Most of the group's RCA Victor singles (1940–1951) have never been released on LP or CD.[2]

  • 1957: Latin Fiesta (Kubaney)
  • 1958: Danzones de ayer, de hoy y siempre (Maype)
  • 1959: Pita Arcaño, dale Dermos (Modiner)
  • 1976: Arcaño y sus Maravillas (Areito)
  • 1980: Arcaño y sus Maravillas (Areito)
  • 1996: Orquesta Arcaño y sus Maravillas (Discmedi) – archival radio recordings

See alsoEdit
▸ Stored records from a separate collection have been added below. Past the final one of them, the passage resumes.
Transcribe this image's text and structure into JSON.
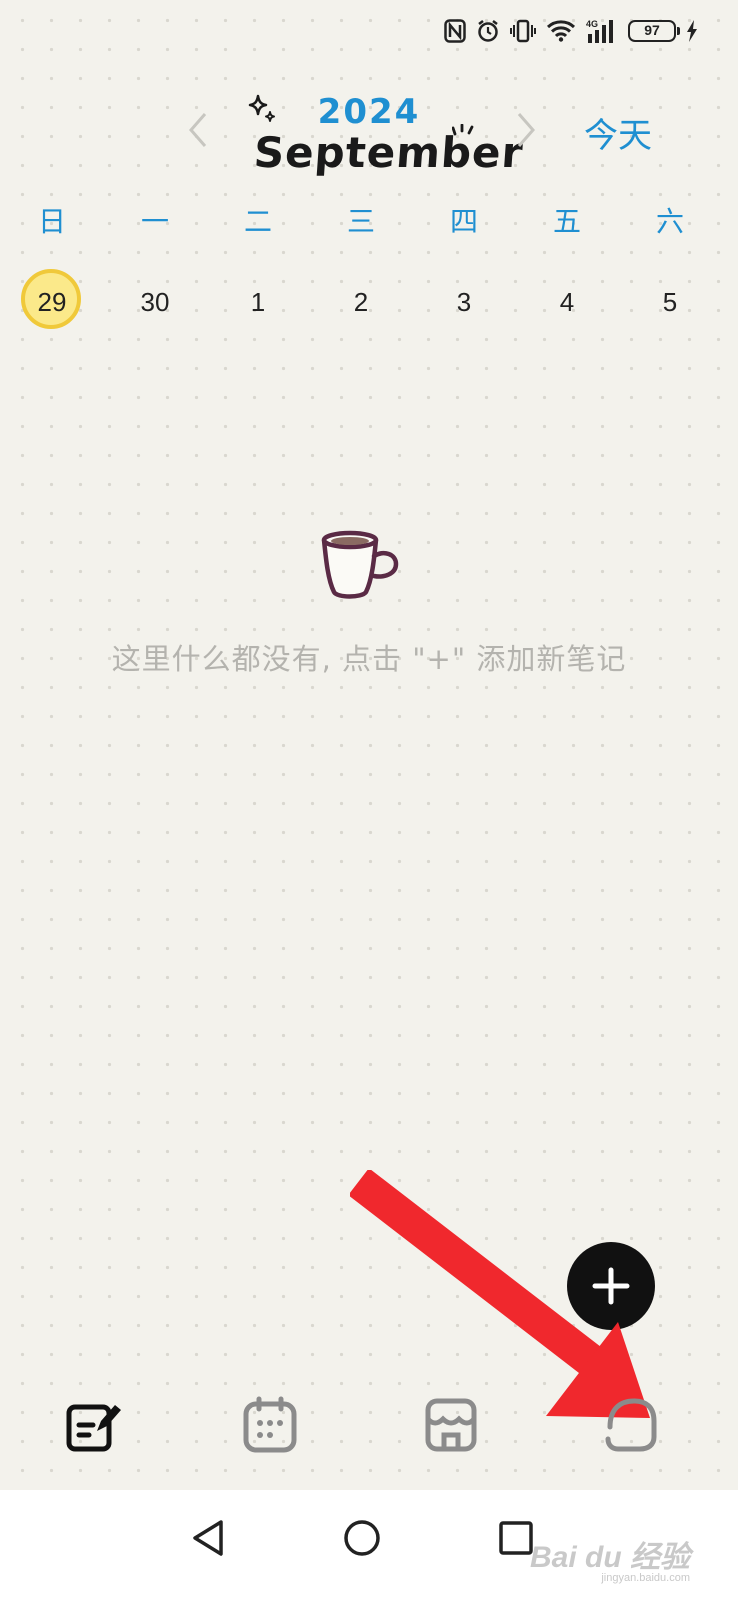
{
  "status_bar": {
    "battery_level": "97",
    "icons": [
      "nfc-icon",
      "alarm-icon",
      "vibrate-icon",
      "wifi-icon",
      "signal-4g-icon",
      "battery-icon",
      "charging-icon"
    ]
  },
  "header": {
    "year": "2024",
    "month": "September",
    "today_label": "今天"
  },
  "weekdays": [
    "日",
    "一",
    "二",
    "三",
    "四",
    "五",
    "六"
  ],
  "dates": [
    {
      "day": "29",
      "selected": true
    },
    {
      "day": "30",
      "selected": false
    },
    {
      "day": "1",
      "selected": false
    },
    {
      "day": "2",
      "selected": false
    },
    {
      "day": "3",
      "selected": false
    },
    {
      "day": "4",
      "selected": false
    },
    {
      "day": "5",
      "selected": false
    }
  ],
  "empty_state": {
    "icon": "coffee-cup-icon",
    "message": "这里什么都没有, 点击 \"+\" 添加新笔记"
  },
  "fab": {
    "icon": "plus-icon"
  },
  "tabbar": {
    "tabs": [
      {
        "icon": "note-edit-icon",
        "active": true
      },
      {
        "icon": "calendar-icon",
        "active": false
      },
      {
        "icon": "store-icon",
        "active": false
      },
      {
        "icon": "profile-face-icon",
        "active": false
      }
    ]
  },
  "colors": {
    "accent": "#1f8fd1",
    "selected_fill": "#fbe98a",
    "selected_ring": "#f0c93a",
    "background": "#f3f2ec",
    "annotation_arrow": "#f0282d"
  },
  "watermark": {
    "brand": "Bai du 经验",
    "domain": "jingyan.baidu.com"
  }
}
  1. ^ a b c Orovio, Helio (2004). Cuban Music from A to Z. Bath, UK: Tumi Music. p. 17. ISBN 9780822385219.
  2. ^ a b c d e f g h i Díaz Ayala, Cristóbal (Fall 2013). "Orquesta Maravilla de Arcaño" (PDF). Encyclopedic Discography of Cuban Music 1925-1960. Florida International University Libraries. Retrieved 28 September 2018.
  3. ^ a b c Miller, Sue (2013). Cuban Flute Style: Interpretation and Improvisation. Lanham, MD: Scarecrow Press. p. 71. ISBN 9780810884427.
  4. ^ Entrevista con Israel López "Cachao". 2003. In Spanish.
  5. ^ Calle 54: una película de Fernando Trueba (in Spanish). Sociedad General de Autores y Editores. 2000. p. 154. ISBN 9788480483650.
  6. ^ "Cachao". Latin Style Magazine (37–42): 30. 2000.
  7. ^ Sublette, Ned (2004). Cuba and Its Music: From the First Drums to the Mambo. Chicago, IL: Chicago Review Press. p. 495. ISBN 9781569764206.
  8. ^ González, Eric E. (14 June 2001). "Un cubano con "filin": Frank Emilio Flynn". Herencia Latina (in Spanish). Retrieved 7 October 2018.
  9. ^ Sublette (2004). p. 451.

External linksEdit